What you will do :: Give a verbatim quotation of every record.

Data for this task ::
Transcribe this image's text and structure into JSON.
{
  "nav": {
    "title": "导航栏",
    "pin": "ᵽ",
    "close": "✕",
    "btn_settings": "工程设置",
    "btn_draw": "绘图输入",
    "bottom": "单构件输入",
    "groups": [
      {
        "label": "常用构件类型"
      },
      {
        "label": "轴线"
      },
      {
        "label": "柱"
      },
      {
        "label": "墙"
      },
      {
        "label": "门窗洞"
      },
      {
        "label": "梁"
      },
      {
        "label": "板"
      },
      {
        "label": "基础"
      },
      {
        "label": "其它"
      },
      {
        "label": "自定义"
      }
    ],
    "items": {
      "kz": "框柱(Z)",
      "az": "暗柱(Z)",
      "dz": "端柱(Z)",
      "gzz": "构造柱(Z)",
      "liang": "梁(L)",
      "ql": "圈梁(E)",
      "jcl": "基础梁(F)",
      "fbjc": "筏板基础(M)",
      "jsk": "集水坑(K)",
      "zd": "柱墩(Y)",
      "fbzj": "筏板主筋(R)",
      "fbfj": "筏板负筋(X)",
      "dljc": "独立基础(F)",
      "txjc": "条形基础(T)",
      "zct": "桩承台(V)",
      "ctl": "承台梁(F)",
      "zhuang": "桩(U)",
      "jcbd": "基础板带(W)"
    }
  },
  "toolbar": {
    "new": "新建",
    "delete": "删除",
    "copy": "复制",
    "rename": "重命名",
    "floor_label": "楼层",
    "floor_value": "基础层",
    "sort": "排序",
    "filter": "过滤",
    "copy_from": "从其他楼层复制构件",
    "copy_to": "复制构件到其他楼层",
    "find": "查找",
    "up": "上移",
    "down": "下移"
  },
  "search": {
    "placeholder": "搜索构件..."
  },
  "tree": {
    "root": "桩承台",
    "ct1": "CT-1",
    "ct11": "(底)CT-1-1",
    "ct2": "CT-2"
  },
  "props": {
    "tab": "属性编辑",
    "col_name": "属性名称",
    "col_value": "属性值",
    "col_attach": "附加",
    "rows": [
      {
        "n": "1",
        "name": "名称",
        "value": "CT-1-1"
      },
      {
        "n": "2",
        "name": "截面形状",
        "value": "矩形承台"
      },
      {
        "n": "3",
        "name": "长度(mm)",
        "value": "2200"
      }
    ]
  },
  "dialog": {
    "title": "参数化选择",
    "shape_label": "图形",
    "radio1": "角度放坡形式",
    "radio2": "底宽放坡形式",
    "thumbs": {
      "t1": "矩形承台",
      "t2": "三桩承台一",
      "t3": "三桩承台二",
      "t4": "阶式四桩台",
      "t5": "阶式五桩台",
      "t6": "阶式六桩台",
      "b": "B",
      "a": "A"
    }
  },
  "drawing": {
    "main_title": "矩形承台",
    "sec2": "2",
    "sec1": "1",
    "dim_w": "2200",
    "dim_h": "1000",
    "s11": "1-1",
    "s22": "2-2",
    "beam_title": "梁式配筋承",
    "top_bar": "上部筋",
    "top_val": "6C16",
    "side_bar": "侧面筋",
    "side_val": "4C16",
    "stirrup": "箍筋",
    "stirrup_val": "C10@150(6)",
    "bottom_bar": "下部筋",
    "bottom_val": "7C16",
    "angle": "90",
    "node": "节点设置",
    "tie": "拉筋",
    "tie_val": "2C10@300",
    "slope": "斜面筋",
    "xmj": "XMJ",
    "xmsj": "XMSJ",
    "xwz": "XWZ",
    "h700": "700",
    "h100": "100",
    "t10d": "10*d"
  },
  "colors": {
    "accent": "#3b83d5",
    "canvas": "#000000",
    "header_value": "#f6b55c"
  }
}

Your solution ::
Transcribe this image's text and structure into JSON.
{
  "nav": {
    "title": "导航栏",
    "pin": "ᵽ",
    "close": "✕",
    "btn_settings": "工程设置",
    "btn_draw": "绘图输入",
    "bottom": "单构件输入",
    "groups": [
      {
        "label": "常用构件类型"
      },
      {
        "label": "轴线"
      },
      {
        "label": "柱"
      },
      {
        "label": "墙"
      },
      {
        "label": "门窗洞"
      },
      {
        "label": "梁"
      },
      {
        "label": "板"
      },
      {
        "label": "基础"
      },
      {
        "label": "其它"
      },
      {
        "label": "自定义"
      }
    ],
    "items": {
      "kz": "框柱(Z)",
      "az": "暗柱(Z)",
      "dz": "端柱(Z)",
      "gzz": "构造柱(Z)",
      "liang": "梁(L)",
      "ql": "圈梁(E)",
      "jcl": "基础梁(F)",
      "fbjc": "筏板基础(M)",
      "jsk": "集水坑(K)",
      "zd": "柱墩(Y)",
      "fbzj": "筏板主筋(R)",
      "fbfj": "筏板负筋(X)",
      "dljc": "独立基础(F)",
      "txjc": "条形基础(T)",
      "zct": "桩承台(V)",
      "ctl": "承台梁(F)",
      "zhuang": "桩(U)",
      "jcbd": "基础板带(W)"
    }
  },
  "toolbar": {
    "new": "新建",
    "delete": "删除",
    "copy": "复制",
    "rename": "重命名",
    "floor_label": "楼层",
    "floor_value": "基础层",
    "sort": "排序",
    "filter": "过滤",
    "copy_from": "从其他楼层复制构件",
    "copy_to": "复制构件到其他楼层",
    "find": "查找",
    "up": "上移",
    "down": "下移"
  },
  "search": {
    "placeholder": "搜索构件..."
  },
  "tree": {
    "root": "桩承台",
    "ct1": "CT-1",
    "ct11": "(底)CT-1-1",
    "ct2": "CT-2"
  },
  "props": {
    "tab": "属性编辑",
    "col_name": "属性名称",
    "col_value": "属性值",
    "col_attach": "附加",
    "rows": [
      {
        "n": "1",
        "name": "名称",
        "value": "CT-1-1"
      },
      {
        "n": "2",
        "name": "截面形状",
        "value": "矩形承台"
      },
      {
        "n": "3",
        "name": "长度(mm)",
        "value": "2200"
      }
    ]
  },
  "dialog": {
    "title": "参数化选择",
    "shape_label": "图形",
    "radio1": "角度放坡形式",
    "radio2": "底宽放坡形式",
    "thumbs": {
      "t1": "矩形承台",
      "t2": "三桩承台一",
      "t3": "三桩承台二",
      "t4": "阶式四桩台",
      "t5": "阶式五桩台",
      "t6": "阶式六桩台",
      "b": "B",
      "a": "A"
    }
  },
  "drawing": {
    "main_title": "矩形承台",
    "sec2": "2",
    "sec1": "1",
    "dim_w": "2200",
    "dim_h": "1000",
    "s11": "1-1",
    "s22": "2-2",
    "beam_title": "梁式配筋承",
    "top_bar": "上部筋",
    "top_val": "6C16",
    "side_bar": "侧面筋",
    "side_val": "4C16",
    "stirrup": "箍筋",
    "stirrup_val": "C10@150(6)",
    "bottom_bar": "下部筋",
    "bottom_val": "7C16",
    "angle": "90",
    "node": "节点设置",
    "tie": "拉筋",
    "tie_val": "2C10@300",
    "slope": "斜面筋",
    "xmj": "XMJ",
    "xmsj": "XMSJ",
    "xwz": "XWZ",
    "h700": "700",
    "h100": "100",
    "t10d": "10*d"
  },
  "colors": {
    "accent": "#3b83d5",
    "canvas": "#000000",
    "header_value": "#f6b55c"
  }
}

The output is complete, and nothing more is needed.